#### [The problem]
Repeat each entry in the data, exactly.

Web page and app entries
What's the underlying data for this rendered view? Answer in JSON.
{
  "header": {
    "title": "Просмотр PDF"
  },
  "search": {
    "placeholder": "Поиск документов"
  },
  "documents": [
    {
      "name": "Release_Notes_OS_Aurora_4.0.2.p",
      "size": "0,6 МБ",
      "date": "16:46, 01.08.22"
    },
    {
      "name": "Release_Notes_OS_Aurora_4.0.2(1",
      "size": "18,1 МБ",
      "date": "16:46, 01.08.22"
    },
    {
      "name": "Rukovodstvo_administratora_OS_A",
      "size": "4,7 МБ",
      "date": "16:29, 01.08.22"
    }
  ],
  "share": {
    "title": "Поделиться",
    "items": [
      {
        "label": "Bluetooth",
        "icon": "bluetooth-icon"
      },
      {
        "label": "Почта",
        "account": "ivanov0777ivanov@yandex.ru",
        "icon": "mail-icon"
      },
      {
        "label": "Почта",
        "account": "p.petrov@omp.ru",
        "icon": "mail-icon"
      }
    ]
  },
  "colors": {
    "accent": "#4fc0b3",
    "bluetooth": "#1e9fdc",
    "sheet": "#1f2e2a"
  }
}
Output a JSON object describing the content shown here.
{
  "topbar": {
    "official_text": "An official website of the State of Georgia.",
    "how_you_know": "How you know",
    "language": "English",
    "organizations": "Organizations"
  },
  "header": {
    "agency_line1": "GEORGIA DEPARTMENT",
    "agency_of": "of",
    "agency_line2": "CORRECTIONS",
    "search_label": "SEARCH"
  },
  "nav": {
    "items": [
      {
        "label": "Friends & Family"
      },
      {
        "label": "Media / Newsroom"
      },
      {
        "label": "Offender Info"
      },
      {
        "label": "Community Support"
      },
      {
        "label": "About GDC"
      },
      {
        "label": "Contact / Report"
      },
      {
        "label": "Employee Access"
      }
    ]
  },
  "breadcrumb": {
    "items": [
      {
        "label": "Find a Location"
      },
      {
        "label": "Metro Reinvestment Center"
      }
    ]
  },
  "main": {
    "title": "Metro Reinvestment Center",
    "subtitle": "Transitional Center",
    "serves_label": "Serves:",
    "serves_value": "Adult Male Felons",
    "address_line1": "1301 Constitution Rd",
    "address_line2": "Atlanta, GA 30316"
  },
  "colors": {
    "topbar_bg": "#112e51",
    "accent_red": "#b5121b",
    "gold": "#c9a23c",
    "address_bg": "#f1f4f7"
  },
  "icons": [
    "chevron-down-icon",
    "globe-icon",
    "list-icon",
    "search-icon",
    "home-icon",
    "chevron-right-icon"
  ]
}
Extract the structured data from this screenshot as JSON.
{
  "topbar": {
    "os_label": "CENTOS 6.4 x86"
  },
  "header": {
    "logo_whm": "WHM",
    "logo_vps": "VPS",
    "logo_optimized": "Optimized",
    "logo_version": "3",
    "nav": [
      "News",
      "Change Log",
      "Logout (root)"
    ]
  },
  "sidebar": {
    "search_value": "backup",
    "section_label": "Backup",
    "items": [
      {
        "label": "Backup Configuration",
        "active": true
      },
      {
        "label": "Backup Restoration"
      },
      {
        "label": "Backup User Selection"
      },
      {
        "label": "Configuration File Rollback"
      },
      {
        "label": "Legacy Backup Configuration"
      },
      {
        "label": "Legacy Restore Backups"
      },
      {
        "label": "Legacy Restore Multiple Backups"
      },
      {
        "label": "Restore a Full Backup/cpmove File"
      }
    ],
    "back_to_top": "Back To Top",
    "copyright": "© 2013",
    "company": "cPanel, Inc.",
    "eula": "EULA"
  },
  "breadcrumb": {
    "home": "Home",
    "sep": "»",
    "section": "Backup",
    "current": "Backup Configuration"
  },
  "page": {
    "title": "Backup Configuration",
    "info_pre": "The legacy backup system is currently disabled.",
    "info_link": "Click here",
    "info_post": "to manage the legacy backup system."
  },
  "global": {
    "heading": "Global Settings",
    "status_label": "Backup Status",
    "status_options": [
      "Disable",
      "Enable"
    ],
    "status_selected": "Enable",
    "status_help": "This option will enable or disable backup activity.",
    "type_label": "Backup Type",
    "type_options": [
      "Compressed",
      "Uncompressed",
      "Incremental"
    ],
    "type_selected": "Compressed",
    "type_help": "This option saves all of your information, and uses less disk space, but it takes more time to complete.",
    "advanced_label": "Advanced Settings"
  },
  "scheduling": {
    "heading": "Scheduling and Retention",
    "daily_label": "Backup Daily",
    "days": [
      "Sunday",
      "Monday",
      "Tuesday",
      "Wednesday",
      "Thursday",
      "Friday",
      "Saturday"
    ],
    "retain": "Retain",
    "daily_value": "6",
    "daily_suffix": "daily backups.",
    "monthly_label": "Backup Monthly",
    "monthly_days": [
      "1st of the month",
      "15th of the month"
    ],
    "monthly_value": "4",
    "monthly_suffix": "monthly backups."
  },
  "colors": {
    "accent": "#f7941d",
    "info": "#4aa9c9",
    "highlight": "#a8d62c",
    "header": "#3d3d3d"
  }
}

#### [Exercise answer]
What's the underlying data for this rendered view? Answer in JSON.
{
  "header": {
    "title": "Просмотр PDF"
  },
  "search": {
    "placeholder": "Поиск документов"
  },
  "documents": [
    {
      "name": "Release_Notes_OS_Aurora_4.0.2.p",
      "size": "0,6 МБ",
      "date": "16:46, 01.08.22"
    },
    {
      "name": "Release_Notes_OS_Aurora_4.0.2(1",
      "size": "18,1 МБ",
      "date": "16:46, 01.08.22"
    },
    {
      "name": "Rukovodstvo_administratora_OS_A",
      "size": "4,7 МБ",
      "date": "16:29, 01.08.22"
    }
  ],
  "share": {
    "title": "Поделиться",
    "items": [
      {
        "label": "Bluetooth",
        "icon": "bluetooth-icon"
      },
      {
        "label": "Почта",
        "account": "ivanov0777ivanov@yandex.ru",
        "icon": "mail-icon"
      },
      {
        "label": "Почта",
        "account": "p.petrov@omp.ru",
        "icon": "mail-icon"
      }
    ]
  },
  "colors": {
    "accent": "#4fc0b3",
    "bluetooth": "#1e9fdc",
    "sheet": "#1f2e2a"
  }
}
Output a JSON object describing the content shown here.
{
  "topbar": {
    "official_text": "An official website of the State of Georgia.",
    "how_you_know": "How you know",
    "language": "English",
    "organizations": "Organizations"
  },
  "header": {
    "agency_line1": "GEORGIA DEPARTMENT",
    "agency_of": "of",
    "agency_line2": "CORRECTIONS",
    "search_label": "SEARCH"
  },
  "nav": {
    "items": [
      {
        "label": "Friends & Family"
      },
      {
        "label": "Media / Newsroom"
      },
      {
        "label": "Offender Info"
      },
      {
        "label": "Community Support"
      },
      {
        "label": "About GDC"
      },
      {
        "label": "Contact / Report"
      },
      {
        "label": "Employee Access"
      }
    ]
  },
  "breadcrumb": {
    "items": [
      {
        "label": "Find a Location"
      },
      {
        "label": "Metro Reinvestment Center"
      }
    ]
  },
  "main": {
    "title": "Metro Reinvestment Center",
    "subtitle": "Transitional Center",
    "serves_label": "Serves:",
    "serves_value": "Adult Male Felons",
    "address_line1": "1301 Constitution Rd",
    "address_line2": "Atlanta, GA 30316"
  },
  "colors": {
    "topbar_bg": "#112e51",
    "accent_red": "#b5121b",
    "gold": "#c9a23c",
    "address_bg": "#f1f4f7"
  },
  "icons": [
    "chevron-down-icon",
    "globe-icon",
    "list-icon",
    "search-icon",
    "home-icon",
    "chevron-right-icon"
  ]
}
Extract the structured data from this screenshot as JSON.
{
  "topbar": {
    "os_label": "CENTOS 6.4 x86"
  },
  "header": {
    "logo_whm": "WHM",
    "logo_vps": "VPS",
    "logo_optimized": "Optimized",
    "logo_version": "3",
    "nav": [
      "News",
      "Change Log",
      "Logout (root)"
    ]
  },
  "sidebar": {
    "search_value": "backup",
    "section_label": "Backup",
    "items": [
      {
        "label": "Backup Configuration",
        "active": true
      },
      {
        "label": "Backup Restoration"
      },
      {
        "label": "Backup User Selection"
      },
      {
        "label": "Configuration File Rollback"
      },
      {
        "label": "Legacy Backup Configuration"
      },
      {
        "label": "Legacy Restore Backups"
      },
      {
        "label": "Legacy Restore Multiple Backups"
      },
      {
        "label": "Restore a Full Backup/cpmove File"
      }
    ],
    "back_to_top": "Back To Top",
    "copyright": "© 2013",
    "company": "cPanel, Inc.",
    "eula": "EULA"
  },
  "breadcrumb": {
    "home": "Home",
    "sep": "»",
    "section": "Backup",
    "current": "Backup Configuration"
  },
  "page": {
    "title": "Backup Configuration",
    "info_pre": "The legacy backup system is currently disabled.",
    "info_link": "Click here",
    "info_post": "to manage the legacy backup system."
  },
  "global": {
    "heading": "Global Settings",
    "status_label": "Backup Status",
    "status_options": [
      "Disable",
      "Enable"
    ],
    "status_selected": "Enable",
    "status_help": "This option will enable or disable backup activity.",
    "type_label": "Backup Type",
    "type_options": [
      "Compressed",
      "Uncompressed",
      "Incremental"
    ],
    "type_selected": "Compressed",
    "type_help": "This option saves all of your information, and uses less disk space, but it takes more time to complete.",
    "advanced_label": "Advanced Settings"
  },
  "scheduling": {
    "heading": "Scheduling and Retention",
    "daily_label": "Backup Daily",
    "days": [
      "Sunday",
      "Monday",
      "Tuesday",
      "Wednesday",
      "Thursday",
      "Friday",
      "Saturday"
    ],
    "retain": "Retain",
    "daily_value": "6",
    "daily_suffix": "daily backups.",
    "monthly_label": "Backup Monthly",
    "monthly_days": [
      "1st of the month",
      "15th of the month"
    ],
    "monthly_value": "4",
    "monthly_suffix": "monthly backups."
  },
  "colors": {
    "accent": "#f7941d",
    "info": "#4aa9c9",
    "highlight": "#a8d62c",
    "header": "#3d3d3d"
  }
}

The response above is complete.